One of my favorite quotes is by Margaret Trudeau: "I can't be a rose in any man's lapel." For years, these words have sung to the very core of my being, yet I failed to understand its significance to my life. A recent conversation led me to recall situations in coming-of-age that have awakened my reality.
I've had the very best role models one can ask for in this life. My father was heavily involved in the Civil Rights Movement right here in Jackson. He kept my sister and me entrenched in the atmosphere of advocacy. My childhood was filled with strong people who were determined to thrive and succeed. These people didn't have any plans from day to day on how they'd win in the end. They only knew that each day that breath found their bodies they'd have to keep fighting—for education, justice, freedom, respect. I had permanent fixtures in my life that I didn't realize then, but now I know, stood as examples of excellence. Most of these "fixtures" were men.
I've pontificated over why the men stood out so much to me.
Maybe it's because as a young girl, I attached my idea of power to my father and individuals who looked like and acted like he did. Maybe it's because the role of the woman, in my mind, wasn't as "in your face" as that of their masculine brethren. There's no question that they were there, at the meetings, planning, organizing, marching, etc. I remember seeing them even in my faintest recollection. However, the deep, loud proclamations made by the men overshadow their efforts.
Could it be that the women I remember being there did the ground work and the men swallowed the fanfare? Hmmmm.
Being raised in an environment that subconsciously influenced me to believe that women, although capable, were in some way inferior to men has, dare I say, confused the hell out of me. My ideas about feminism and womanhood have been fused with ignorance and attachment. Ignorant because as a woman, I didn't really understand why the memories that shaped who I am today didn't magnify people who shared my gender. Embedded deep within me was the outlandish idea that true power belonged to men.
Where did that leave me? My father taught me to be proud and to own my own power. But he didn't teach me how to do that and be a woman at the same time. Well, I'm not real sure he could have taught me that. But I never had to guess that he expected me to be powerful, but I am not a man. I was supposed to be just as capable, just as strong, just as smart. But where were the women who I was to pattern myself after? The men owned the voice. The men held all the power.
Don't get me wrong, since I met adulthood, there have been plenty of powerful, strong, Soldier Sisters in my life. No doubt about that. However, it's during adolescence that we begin collecting the mindset that will carry us through life. My youth showed me that men run the world. Men were the proponents of change, I thought. No matter how much assistance they have from women, men were ultimately the ones who plant the flags and got pinned for the victories.

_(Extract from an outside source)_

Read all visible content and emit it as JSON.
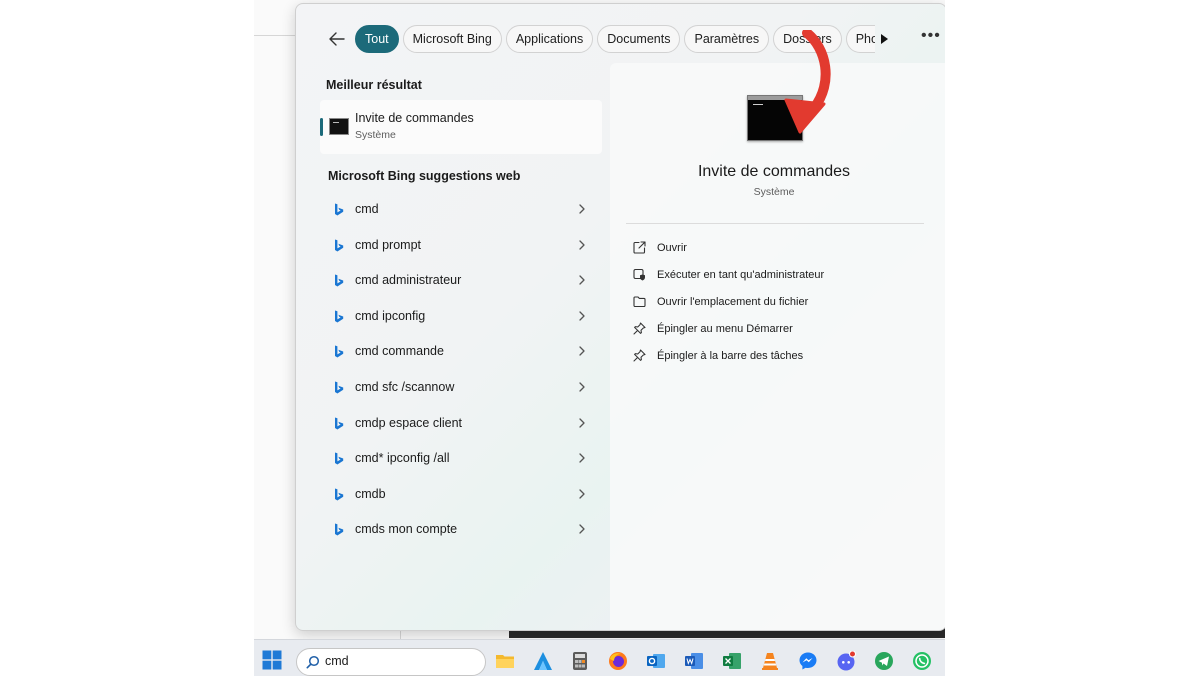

I even married a man whom I consider to be powerful. It wasn't long after I met him that I could easily slide him into the vacancy my father left. When I married him, there was a subconscious safety in knowing that he'd be first and I'd be second. My husband, however, never subscribed to this way of thinking since he grew up with a very dominant, strong, powerful mother in his home and saw that in me—much like Daddy did.
I'm beginning to settle in the fact that no one put this concept in my head. I taught myself, probably because of some insecurities I had as a child that it was just safer to believe that men were our saving grace. But don't throw me to the wind, yet. Understand that my all the role models I adapted were masculine: my pastor, my teachers, community activists, etc. How could I not be confused?
I recall a conversation I had a couple of years ago regarding feminism. I vehemently stated to a female friend of mine that "I am not a feminist." I was conflicted with the word and what I'd taught myself regarding power and men. My friend turned to me and said, "Yes you are." For some reason the remainder of our conversation didn't stick. But I've carried those words with me for years—studying myself and embracing the word. It's as if it wasn't the universe's intent for her to tell me what makes me a feminist, but for me to evaluate myself and figure it out on my own. Feminism is defined as simply a belief in women's rights and the need to secure rights and opportunities for women equal to those of men.
Of course I am a feminist! Once I realized this, I began to realize that most of the ideas I had about men were extreme and fabricated by my need to feel safe and secure.
While I stand firmly on my beliefs and dare to be crossed, I have much work to do in shaping the woman I want to become. I know today that the women aren't prevalent in my memories because they were holding down another part of the struggle. They'd already marched before my Daddy got me to the parade. They'd already reached the finish line before the men even suited up. I have given the torch away without even running the race. I have succumbed to what my sisters (black and white) have already accepted. Now that I am the mother of a darling daughter, I must be that feminine force that I didn't recognize when I was a child. I refuse to cripple her future the way I allowed mine to be crippled.
I am a woman with strength unrecognized, a woman with power unmatched. I am a woman who can accomplish much with your agreement or without. I am a woman who does not now—nor will I ever—need approval to succeed. I am a woman whose only limitation is the one I set for myself. I am a woman and I will never again serve as a simple rose to your lapel.